WORK ORDER: Among the records, which lines include "this"? List them.

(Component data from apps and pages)

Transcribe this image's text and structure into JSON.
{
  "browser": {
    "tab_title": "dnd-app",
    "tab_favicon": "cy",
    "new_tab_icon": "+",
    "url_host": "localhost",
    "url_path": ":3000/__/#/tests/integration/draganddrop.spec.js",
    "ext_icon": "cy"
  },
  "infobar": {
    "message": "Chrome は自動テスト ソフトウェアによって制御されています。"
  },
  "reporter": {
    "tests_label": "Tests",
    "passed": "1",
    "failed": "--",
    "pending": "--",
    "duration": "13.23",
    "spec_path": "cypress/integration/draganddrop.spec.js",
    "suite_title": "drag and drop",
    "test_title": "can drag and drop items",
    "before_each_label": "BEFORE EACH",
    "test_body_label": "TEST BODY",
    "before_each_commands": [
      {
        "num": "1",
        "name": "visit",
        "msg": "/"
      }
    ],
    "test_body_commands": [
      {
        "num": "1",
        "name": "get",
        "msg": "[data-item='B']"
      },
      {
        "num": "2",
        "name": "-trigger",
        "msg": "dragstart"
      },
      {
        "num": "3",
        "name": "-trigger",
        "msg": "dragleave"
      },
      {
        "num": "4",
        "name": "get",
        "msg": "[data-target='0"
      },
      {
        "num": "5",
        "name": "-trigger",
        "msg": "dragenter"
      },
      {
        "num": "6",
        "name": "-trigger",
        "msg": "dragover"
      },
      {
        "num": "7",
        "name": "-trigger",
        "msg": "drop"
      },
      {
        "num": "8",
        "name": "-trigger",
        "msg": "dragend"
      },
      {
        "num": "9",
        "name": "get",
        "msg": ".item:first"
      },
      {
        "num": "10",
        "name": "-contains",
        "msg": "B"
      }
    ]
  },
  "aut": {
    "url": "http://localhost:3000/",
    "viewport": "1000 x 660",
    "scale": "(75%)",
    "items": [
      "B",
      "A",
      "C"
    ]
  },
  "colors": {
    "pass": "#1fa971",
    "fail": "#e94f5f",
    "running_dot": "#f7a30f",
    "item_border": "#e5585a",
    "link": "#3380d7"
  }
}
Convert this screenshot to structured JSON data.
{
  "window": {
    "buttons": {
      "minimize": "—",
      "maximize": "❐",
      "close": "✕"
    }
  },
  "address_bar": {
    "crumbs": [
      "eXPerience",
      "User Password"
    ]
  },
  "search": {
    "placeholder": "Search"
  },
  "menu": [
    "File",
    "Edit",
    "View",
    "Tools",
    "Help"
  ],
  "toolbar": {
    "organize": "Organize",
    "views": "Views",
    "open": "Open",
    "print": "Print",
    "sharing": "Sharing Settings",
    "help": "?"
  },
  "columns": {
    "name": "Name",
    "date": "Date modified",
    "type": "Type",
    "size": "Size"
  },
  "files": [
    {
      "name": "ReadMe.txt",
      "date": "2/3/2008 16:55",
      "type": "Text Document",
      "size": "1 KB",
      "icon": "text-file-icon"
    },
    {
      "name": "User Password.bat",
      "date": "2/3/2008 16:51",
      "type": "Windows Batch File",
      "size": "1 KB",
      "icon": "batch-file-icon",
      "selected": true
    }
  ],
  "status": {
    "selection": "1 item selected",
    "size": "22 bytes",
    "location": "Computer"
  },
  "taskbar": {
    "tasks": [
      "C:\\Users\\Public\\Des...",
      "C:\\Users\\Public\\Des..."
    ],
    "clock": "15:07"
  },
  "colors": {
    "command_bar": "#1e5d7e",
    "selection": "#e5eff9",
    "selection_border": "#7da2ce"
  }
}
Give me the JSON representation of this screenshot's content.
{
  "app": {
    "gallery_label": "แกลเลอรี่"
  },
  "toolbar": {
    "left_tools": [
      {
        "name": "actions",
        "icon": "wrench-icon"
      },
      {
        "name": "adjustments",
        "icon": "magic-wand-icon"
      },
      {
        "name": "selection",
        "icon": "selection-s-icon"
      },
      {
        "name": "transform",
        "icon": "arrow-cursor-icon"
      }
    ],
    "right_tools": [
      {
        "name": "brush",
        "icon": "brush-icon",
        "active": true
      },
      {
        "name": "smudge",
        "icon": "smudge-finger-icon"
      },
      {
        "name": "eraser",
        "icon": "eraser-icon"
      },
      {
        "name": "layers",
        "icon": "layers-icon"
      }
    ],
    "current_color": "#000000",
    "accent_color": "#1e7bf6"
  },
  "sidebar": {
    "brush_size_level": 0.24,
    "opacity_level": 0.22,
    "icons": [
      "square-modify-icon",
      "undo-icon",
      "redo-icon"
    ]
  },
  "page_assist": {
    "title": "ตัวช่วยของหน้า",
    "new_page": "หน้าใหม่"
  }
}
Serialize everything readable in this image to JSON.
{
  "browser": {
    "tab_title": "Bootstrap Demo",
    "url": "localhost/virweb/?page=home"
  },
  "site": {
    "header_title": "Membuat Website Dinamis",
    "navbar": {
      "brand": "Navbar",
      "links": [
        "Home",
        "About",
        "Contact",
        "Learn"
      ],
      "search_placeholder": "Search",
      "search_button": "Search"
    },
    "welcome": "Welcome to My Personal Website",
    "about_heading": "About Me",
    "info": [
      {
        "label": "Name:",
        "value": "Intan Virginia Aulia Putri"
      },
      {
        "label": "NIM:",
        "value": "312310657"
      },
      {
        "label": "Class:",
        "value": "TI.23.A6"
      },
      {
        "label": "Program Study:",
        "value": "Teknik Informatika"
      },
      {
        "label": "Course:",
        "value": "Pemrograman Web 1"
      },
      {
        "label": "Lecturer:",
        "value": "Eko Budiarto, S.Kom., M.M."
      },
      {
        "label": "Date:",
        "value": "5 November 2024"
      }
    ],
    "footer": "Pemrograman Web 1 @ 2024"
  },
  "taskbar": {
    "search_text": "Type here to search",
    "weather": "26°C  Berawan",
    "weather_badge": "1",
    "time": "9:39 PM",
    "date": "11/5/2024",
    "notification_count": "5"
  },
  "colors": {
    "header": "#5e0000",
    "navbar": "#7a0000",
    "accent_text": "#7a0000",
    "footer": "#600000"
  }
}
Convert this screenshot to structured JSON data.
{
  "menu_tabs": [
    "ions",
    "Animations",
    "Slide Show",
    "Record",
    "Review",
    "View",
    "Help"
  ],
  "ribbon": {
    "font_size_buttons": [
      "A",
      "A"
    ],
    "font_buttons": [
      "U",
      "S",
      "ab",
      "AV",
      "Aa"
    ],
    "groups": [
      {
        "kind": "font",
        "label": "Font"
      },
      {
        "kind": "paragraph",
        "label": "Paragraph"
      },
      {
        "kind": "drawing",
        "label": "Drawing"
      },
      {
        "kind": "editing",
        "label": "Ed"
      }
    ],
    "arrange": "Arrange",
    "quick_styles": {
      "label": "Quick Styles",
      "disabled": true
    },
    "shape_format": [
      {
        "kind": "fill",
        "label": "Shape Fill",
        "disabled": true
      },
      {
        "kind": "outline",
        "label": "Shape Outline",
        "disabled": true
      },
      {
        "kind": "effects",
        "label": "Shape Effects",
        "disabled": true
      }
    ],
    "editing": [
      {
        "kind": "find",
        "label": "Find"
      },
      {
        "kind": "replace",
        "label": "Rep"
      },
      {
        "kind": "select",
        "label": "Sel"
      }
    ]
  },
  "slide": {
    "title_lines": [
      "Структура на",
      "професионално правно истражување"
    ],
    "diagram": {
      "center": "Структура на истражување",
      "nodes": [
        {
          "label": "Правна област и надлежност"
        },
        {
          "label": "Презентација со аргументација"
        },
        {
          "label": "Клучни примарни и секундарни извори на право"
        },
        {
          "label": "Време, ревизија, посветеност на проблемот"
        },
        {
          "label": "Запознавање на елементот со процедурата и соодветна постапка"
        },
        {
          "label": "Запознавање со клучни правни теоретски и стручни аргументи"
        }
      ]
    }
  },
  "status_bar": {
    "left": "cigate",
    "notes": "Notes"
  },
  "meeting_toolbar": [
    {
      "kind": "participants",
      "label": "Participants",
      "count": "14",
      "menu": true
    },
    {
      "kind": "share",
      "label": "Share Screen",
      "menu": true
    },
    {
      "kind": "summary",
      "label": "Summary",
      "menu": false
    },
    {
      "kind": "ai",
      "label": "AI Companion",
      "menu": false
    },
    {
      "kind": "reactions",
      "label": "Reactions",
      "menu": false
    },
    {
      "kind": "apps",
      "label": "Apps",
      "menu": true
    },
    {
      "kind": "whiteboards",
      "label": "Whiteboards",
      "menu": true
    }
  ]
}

ANSWER TO THE EXERCISE:
Transcribe this image's text and structure into JSON.
Convert this screenshot to structured JSON data.
Give me the JSON representation of this screenshot's content.
Serialize everything readable in this image to JSON.
Convert this screenshot to structured JSON data.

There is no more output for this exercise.